The giant squid, a subject of legendary tales since ancient times, has finally been caught on camera for the first time in its natural habitat. Reaching amazing lengths of up to 18 meters, giant squid are the largest invertebrates on earth, and numerous, but failed, attempts have been made to capture them on camera.
Accumulating the research and expertise of over 10 years, a Japanese zoologist heads to the Ogasawara Islands in search of giant squid. His expedition is joined by a team of scientists from around the world, and a film crew that utilized two state-of-the-art submersible vessels and special ultrasensitive, high-definition cameras for deep-water use. After 100 dives totaling 400 hours, the team finally encounters the shimmering beauty of a giant squid. We hope that this program inspires people’s intellectual curiosity by showing what they have never seen before using the latest scientific studies and state-of-the-art technologies.

Nonfiction W : Yonghi Yang

  • Entering organization:WOWOW INC.
  • Japan
  • TV /Film/Video

A Japanese movie called “Our Homeland” was released to the public in August 2012, describing how an elder brother, who moved to North Korea in the process of “Go Home Project”, was separated by the government and its power of politics from his family remaining in Japan in 1970’s. Yonghi Yang, who is a second generation North Korean living in Japan, was in charge of script-writing and direction of this movie. “Our Homeland” was screened at overseas movie festivals and significantly well received all over the world and selected as candidate representing Japan for the Foreign Language Film at the 85th Academy Award.
In this program, we have been closely following her life, who is a second generation North Korean living in Japan, set herself to a story film for the first time and became a director to the movie representing Japan.
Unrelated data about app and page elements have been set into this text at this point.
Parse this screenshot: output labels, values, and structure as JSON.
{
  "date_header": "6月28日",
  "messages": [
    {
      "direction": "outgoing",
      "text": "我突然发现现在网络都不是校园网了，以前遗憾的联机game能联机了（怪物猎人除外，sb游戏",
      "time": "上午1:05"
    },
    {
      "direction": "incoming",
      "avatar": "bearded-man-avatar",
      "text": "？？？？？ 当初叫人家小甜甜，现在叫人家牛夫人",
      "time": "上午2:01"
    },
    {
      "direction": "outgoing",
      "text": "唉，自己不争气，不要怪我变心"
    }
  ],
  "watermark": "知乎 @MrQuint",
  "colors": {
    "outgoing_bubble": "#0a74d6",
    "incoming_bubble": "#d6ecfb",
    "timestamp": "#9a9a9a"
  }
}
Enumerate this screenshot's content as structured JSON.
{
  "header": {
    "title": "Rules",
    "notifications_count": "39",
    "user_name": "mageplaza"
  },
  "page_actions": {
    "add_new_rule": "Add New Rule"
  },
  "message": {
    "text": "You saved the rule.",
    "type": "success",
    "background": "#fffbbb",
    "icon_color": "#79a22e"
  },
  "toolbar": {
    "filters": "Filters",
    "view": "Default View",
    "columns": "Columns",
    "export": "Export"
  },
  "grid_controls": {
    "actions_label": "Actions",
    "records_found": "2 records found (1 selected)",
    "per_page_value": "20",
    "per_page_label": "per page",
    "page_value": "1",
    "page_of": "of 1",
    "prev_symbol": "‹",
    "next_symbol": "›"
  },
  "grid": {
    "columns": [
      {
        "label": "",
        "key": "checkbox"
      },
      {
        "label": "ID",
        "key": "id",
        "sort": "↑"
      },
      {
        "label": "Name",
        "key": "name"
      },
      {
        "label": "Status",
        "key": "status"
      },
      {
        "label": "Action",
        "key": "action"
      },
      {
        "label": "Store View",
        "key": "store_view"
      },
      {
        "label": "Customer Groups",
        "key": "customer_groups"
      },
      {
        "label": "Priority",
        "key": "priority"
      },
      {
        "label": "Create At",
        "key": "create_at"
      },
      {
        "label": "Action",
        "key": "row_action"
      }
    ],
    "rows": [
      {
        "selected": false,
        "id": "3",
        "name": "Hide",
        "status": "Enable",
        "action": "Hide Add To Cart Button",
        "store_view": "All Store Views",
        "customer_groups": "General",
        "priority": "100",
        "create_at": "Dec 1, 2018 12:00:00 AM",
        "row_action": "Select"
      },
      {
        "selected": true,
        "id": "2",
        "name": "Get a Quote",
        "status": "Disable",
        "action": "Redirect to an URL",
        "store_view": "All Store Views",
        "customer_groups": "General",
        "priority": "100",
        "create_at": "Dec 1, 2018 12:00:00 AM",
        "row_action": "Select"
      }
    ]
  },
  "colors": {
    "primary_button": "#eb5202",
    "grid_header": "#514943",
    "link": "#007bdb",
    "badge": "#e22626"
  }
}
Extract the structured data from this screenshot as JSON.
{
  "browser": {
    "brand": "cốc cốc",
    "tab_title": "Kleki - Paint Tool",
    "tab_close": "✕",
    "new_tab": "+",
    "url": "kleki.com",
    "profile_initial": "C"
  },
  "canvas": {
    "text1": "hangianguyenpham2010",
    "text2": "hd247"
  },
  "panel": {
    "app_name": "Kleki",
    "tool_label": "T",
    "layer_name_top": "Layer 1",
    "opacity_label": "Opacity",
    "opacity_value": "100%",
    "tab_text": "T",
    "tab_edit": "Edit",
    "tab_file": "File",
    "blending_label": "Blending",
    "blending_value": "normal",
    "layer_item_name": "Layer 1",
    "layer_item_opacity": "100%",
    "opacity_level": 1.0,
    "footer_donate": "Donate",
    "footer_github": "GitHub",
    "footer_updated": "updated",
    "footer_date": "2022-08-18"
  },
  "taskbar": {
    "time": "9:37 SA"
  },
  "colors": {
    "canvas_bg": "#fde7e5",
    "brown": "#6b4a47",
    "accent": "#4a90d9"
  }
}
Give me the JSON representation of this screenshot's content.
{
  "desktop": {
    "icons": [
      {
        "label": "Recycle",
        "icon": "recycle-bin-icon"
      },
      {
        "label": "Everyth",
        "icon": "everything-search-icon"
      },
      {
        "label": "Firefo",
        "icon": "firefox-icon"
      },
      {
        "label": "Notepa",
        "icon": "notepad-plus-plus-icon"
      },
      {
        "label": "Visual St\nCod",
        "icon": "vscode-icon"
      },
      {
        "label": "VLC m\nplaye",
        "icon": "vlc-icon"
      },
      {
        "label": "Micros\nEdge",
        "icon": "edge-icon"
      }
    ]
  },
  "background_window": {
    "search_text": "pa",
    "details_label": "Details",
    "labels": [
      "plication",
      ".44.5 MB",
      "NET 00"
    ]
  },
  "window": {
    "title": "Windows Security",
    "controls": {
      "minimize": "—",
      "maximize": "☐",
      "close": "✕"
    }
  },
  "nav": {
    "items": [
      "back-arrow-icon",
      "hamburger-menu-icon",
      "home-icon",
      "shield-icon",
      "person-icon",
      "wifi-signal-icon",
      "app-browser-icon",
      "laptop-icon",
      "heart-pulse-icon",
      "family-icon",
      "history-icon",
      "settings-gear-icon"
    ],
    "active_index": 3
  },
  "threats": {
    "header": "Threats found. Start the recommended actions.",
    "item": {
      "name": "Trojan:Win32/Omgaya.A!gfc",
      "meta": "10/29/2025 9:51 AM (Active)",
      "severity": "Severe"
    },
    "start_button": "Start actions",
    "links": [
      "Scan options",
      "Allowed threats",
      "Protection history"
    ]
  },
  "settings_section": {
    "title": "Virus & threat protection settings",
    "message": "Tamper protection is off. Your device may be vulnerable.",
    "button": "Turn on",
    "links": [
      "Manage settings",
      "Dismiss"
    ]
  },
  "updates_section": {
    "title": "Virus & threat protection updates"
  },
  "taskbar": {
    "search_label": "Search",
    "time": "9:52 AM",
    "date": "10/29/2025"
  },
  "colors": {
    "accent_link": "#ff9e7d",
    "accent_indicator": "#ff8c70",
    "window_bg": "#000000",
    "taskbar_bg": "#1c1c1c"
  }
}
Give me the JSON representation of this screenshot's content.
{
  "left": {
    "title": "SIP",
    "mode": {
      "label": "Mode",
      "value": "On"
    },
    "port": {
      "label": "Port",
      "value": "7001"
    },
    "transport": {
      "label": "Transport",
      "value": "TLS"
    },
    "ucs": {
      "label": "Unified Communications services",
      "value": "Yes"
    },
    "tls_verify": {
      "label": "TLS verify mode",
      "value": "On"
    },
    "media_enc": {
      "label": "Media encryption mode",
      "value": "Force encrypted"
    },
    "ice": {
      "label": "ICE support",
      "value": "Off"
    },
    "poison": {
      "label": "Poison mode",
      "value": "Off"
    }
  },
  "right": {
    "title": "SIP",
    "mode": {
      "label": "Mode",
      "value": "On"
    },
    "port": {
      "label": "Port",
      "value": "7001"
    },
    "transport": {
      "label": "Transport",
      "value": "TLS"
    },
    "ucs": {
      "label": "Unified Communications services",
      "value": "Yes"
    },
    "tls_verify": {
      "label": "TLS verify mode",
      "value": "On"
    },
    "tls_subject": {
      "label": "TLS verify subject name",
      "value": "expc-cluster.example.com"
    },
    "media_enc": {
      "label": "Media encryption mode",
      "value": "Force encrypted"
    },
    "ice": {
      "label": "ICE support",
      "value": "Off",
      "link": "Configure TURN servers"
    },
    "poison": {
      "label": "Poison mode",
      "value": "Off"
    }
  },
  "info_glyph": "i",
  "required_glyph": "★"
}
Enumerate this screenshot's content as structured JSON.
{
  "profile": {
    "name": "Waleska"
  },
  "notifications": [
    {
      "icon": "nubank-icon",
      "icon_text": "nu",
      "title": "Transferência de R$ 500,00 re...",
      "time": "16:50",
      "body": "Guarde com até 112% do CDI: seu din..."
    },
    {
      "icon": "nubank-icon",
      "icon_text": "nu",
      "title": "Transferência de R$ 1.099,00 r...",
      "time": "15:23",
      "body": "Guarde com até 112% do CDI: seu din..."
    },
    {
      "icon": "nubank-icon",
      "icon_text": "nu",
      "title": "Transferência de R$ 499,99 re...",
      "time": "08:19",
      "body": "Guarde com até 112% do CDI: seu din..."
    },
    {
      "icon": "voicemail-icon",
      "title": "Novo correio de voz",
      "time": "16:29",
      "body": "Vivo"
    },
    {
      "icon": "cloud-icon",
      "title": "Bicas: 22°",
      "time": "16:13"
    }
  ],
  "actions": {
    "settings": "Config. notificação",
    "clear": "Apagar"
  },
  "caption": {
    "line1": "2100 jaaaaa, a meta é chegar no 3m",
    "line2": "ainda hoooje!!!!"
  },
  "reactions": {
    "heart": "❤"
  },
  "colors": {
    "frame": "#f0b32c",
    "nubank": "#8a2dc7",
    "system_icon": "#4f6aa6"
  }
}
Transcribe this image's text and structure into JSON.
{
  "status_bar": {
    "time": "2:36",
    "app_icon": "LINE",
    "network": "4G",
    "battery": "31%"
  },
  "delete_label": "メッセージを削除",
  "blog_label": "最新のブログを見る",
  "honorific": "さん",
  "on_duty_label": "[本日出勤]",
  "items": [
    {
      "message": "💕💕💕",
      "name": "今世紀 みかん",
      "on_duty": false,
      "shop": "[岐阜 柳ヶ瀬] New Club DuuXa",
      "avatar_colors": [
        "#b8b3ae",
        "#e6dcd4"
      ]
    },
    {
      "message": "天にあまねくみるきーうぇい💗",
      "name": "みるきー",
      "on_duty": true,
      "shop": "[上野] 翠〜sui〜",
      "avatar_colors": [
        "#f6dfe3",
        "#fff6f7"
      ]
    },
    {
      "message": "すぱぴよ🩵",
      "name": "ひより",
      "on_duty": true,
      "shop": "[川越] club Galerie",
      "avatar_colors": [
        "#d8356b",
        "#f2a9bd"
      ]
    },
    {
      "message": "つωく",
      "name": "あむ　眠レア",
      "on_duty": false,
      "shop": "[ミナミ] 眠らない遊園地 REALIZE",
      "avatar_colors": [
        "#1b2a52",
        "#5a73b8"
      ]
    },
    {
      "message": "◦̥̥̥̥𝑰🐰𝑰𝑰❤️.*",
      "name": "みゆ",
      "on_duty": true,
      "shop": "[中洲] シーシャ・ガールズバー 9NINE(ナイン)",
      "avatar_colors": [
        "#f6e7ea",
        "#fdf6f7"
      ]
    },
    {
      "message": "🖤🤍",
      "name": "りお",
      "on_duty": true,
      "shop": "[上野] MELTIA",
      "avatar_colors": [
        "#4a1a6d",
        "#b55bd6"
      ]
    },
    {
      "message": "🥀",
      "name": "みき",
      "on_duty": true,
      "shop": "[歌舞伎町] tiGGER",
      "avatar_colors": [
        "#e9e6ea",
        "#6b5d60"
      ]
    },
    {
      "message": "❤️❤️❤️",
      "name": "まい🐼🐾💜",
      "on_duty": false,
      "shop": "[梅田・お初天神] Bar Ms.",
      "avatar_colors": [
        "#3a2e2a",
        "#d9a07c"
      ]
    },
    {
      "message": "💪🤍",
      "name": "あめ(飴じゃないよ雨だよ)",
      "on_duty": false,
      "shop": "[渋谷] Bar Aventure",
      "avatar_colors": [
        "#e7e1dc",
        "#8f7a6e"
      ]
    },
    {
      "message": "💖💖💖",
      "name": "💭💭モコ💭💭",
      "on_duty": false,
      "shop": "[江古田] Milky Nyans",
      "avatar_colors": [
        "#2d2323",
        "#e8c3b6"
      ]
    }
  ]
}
This movie was broadcasted not only in Japan, but also in other countries with a history of divided nation, especially in Korea, German, Estonia, etc. We are in the program focusing on how she and her movie were interpreted and accepted in those countries, and trying to identify the origin of her movies and what she is heading for in the future.

Shocking Exposures

  • Entering organization:Swedish Educational Broadcasting Company (UR)
  • Sweden
  • TV /Film/Video

Shocking Exposures is a programme series about images that changed science and the world forever. The programme focuses on some of the most important images in the history of the discipline, showing and exploring authentic photographs, illustrations, sketches and video footage. Shocking Exposures is a narrator-driven odyssey around the world on the hunt for the places where these iconic pictures were taken. Interviews with experts are interwoven with dramatizations that bring the events of the time to life, coupled with animations that help explain widely differing concepts such as quantum physics, continental drift and heredity. The story is told in short 9 minutes segments, optimized for educators as audiovisual introductions in the class room.